The silver coated fiber 12 may be opened. When the silver coated fiber 12 is processed wet and subsequently dried, the silver coated fiber 12 clumps together (though not to the same extent as staple fiber that is processed and then dried). During the opening process, the silver coated fiber 12 is opened, typically twice, as needed, to separate the individual staple fibers from each other to enable it to be blended with the carrier yarn 18.

The silver coated fiber 12 and the carrier fiber 18 may then blended and oriented to create a web. The fibers 12, 18 may be cross-lapped, typically about eight or nine times, to provide substance and rigidity to the web and to optimize surface area of the silver coated fibers 12. The combined fibers 12, 18 may be needle-punched to form the final output textile matrix 16. The final output textile 16 may be drawn to create a silver having filtration and antibiotic fibers. The final output textile 16 may undergo a roving process to further condense the fiber.

Once formed, the textile matrix 16 of the invention is useful in any context in which the characteristics of absorption and anti-microbial activity are desirable. The textile matrix 16 is especially useful to facilitate an environment conducive to preventing bacterial growth in a filter 10. Filters 10 incorporating the textile matrix 16 may be manufactured using a wide variety of useful designs that may be new or conventional. The textile matrix 16 o is capable of killing microbes without releasing a significant amount of elemental silver into the environment but rather releasing ionic silver in response to stimuli. Filters 10 incorporating the textile matrix 12 of the invention retain antibiotic activity for extended periods of time due to even and sustained release of ionic silver.

EXAMPLE 1

Three textile matrix samples were manufactured according to the foregoing procedure with varying amounts of silver/carrier fibers (90/10). The matrix was tested for anti-microbial activity using the Dow Corning Corporate Test Method 0923 for all examples.

Organism Count (CFU/ml)
Sample Identification“0” Time1-HourPercent Reduction
Filter with Silver18,000<1099.9
Control (No silver)16,00019,000No Reduction

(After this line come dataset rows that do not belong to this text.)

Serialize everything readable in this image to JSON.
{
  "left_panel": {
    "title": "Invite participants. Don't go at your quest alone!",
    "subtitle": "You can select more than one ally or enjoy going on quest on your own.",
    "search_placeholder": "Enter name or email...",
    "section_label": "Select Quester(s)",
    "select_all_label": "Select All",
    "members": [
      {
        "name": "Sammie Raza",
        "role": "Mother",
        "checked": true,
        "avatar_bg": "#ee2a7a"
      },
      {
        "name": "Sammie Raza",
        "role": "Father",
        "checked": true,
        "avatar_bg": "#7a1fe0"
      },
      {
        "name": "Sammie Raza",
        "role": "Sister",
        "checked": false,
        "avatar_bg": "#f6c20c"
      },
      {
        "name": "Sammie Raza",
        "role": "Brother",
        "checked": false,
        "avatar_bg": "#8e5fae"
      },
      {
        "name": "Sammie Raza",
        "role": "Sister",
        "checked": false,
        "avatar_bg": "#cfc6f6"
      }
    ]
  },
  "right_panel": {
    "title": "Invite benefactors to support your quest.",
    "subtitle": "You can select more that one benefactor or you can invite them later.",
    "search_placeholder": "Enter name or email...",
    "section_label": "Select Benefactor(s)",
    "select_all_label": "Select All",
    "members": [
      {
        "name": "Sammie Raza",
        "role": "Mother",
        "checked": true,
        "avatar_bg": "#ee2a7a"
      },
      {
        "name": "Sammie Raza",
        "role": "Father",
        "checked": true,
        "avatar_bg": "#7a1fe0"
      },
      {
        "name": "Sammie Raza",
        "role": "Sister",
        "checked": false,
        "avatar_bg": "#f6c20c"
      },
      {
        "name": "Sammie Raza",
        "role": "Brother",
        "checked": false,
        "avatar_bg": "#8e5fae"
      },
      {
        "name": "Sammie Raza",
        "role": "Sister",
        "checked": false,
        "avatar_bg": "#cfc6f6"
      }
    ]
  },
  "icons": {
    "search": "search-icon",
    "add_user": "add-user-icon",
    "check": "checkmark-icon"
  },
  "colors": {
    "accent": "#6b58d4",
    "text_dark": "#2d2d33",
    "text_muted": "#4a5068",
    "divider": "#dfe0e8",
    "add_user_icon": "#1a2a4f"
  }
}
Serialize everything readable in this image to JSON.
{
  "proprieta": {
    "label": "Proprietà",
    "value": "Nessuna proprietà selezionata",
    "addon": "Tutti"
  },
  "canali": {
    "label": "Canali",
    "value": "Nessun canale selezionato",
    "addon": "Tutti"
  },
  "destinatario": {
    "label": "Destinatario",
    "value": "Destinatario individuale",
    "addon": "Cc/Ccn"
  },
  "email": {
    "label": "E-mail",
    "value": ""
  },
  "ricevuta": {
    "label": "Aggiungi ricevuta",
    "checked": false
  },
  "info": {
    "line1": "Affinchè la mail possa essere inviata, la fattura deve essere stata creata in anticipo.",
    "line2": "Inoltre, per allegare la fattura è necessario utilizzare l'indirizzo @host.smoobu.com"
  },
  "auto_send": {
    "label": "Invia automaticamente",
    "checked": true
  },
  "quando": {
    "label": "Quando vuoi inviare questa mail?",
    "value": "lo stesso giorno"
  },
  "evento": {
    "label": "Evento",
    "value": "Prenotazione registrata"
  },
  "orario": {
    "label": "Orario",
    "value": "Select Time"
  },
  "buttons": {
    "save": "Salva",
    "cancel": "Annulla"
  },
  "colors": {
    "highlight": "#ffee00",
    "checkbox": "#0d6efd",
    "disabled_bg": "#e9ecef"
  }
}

EXAMPLE 2

Three textile matrix samples were manufactured according to the foregoing procedure with varying amounts of silver/carrier fibers (60/40).

Organism Count (CFU/ml)
Sample Identification“0” Time1-HourPercent Reduction
Filter with Silver18,000<1099.9
Control (No silver)16,00019,000No Reduction

EXAMPLE 3

Three textile matrix samples were manufactured according to the foregoing procedure with varying amounts of silver/carrier fibers (40/60).

Organism Count (CFU/ml)
Sample Identification“0” Time1-HourPercent Reduction
Filter with Silver18,000<1099.9
Control (No silver)16,00019,000No Reduction

The foregoing is provided for purposes of illustrating, explaining, and describing embodiments of this invention. Modifications and adaptations to these embodiments will be apparent to those skilled in the art and may be made without departing from the scope or spirit of this invention.